● Information provided

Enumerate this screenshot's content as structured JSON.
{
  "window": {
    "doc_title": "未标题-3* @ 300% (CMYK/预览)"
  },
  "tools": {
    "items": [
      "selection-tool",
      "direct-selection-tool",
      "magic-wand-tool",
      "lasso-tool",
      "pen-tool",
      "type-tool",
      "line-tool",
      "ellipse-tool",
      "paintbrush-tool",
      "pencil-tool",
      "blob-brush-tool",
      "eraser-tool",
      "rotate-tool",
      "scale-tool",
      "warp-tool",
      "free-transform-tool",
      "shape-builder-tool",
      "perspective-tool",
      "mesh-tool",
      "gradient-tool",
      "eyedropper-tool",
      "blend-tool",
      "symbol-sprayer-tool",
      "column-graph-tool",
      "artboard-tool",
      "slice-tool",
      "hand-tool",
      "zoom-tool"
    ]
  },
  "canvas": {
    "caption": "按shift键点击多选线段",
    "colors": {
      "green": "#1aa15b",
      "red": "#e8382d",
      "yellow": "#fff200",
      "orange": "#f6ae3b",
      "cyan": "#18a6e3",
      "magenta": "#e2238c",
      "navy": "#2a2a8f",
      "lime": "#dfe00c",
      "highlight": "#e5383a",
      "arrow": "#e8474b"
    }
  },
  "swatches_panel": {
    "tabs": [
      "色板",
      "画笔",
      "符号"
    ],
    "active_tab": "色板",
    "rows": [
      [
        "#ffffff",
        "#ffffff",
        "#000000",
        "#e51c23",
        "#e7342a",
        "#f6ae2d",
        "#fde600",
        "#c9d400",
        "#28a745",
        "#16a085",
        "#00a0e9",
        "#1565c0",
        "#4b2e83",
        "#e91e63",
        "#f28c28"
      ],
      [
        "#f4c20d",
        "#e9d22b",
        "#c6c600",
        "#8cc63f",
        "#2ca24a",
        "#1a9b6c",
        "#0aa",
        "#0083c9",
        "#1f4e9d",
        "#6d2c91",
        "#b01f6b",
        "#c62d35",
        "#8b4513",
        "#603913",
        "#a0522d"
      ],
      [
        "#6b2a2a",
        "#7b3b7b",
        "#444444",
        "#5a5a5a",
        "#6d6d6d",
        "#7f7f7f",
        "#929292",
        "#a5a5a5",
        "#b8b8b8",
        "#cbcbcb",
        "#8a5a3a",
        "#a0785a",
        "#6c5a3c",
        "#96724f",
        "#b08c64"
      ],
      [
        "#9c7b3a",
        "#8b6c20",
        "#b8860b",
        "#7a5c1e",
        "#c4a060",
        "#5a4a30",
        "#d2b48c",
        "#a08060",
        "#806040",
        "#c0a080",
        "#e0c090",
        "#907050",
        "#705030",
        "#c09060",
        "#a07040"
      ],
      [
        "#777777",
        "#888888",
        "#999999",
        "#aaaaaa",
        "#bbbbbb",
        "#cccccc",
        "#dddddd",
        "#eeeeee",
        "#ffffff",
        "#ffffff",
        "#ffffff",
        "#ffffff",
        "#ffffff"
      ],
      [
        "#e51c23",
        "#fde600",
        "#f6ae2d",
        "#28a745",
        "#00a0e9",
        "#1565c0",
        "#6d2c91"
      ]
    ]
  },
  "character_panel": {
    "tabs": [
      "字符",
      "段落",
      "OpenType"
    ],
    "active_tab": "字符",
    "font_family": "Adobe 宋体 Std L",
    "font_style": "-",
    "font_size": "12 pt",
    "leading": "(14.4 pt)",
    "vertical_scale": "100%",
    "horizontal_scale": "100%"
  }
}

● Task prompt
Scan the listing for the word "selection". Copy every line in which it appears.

● Exercise answer
      "selection-tool",
      "direct-selection-tool",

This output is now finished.